What is required: Copy, in full, each line of the material that holds the word "success".

Dataset extract:
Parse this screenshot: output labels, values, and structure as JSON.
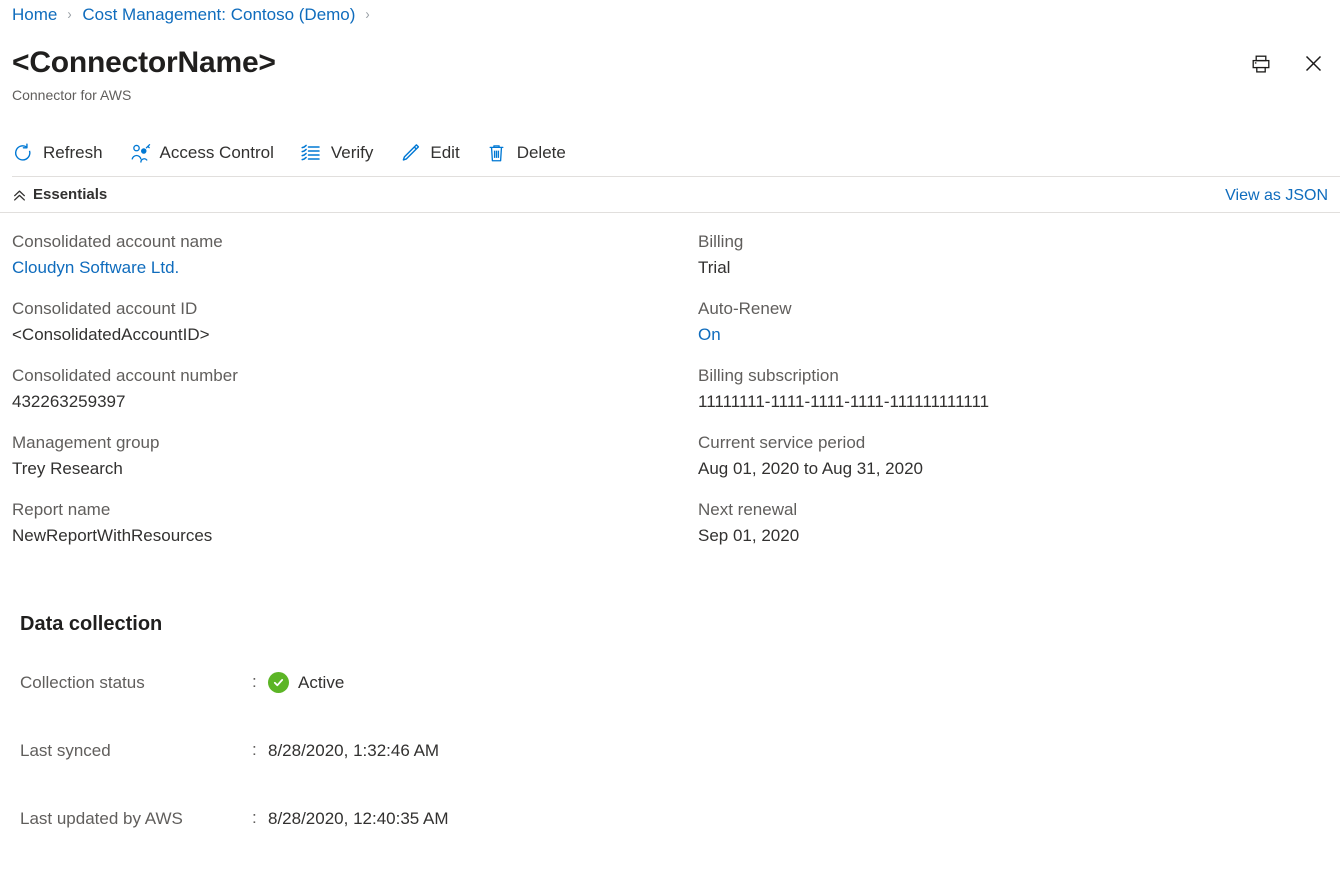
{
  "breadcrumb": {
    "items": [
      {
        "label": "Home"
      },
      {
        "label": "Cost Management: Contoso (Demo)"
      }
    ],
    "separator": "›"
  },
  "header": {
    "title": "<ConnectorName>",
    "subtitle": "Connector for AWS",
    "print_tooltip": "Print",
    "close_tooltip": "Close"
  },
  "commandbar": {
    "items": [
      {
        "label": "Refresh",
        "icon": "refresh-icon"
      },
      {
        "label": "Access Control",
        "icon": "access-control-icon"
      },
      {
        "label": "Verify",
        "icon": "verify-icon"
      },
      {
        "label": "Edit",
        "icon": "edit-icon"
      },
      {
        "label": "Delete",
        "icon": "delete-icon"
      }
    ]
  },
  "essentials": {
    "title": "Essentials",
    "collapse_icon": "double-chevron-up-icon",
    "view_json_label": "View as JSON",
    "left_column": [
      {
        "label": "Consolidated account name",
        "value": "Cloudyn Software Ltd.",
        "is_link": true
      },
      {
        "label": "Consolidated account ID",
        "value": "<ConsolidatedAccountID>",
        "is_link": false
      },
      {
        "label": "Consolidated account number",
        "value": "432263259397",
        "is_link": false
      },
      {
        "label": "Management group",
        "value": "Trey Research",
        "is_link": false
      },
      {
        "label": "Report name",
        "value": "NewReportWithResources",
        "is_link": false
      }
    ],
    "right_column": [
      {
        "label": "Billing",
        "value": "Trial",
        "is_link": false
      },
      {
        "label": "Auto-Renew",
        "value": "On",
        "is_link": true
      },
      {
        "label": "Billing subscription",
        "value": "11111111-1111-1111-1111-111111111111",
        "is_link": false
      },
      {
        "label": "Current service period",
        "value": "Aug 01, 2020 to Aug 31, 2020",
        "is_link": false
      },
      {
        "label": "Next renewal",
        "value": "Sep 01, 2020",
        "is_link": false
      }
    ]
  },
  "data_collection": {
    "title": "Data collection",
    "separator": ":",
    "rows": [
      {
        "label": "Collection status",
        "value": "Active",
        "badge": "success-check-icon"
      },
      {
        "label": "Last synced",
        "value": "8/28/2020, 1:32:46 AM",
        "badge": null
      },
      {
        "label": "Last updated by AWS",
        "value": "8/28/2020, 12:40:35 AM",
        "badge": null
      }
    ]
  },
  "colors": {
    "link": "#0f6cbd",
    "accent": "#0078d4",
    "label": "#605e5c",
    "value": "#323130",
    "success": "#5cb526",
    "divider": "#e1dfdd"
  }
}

Task answer:
        "badge": "success-check-icon"
    "success": "#5cb526",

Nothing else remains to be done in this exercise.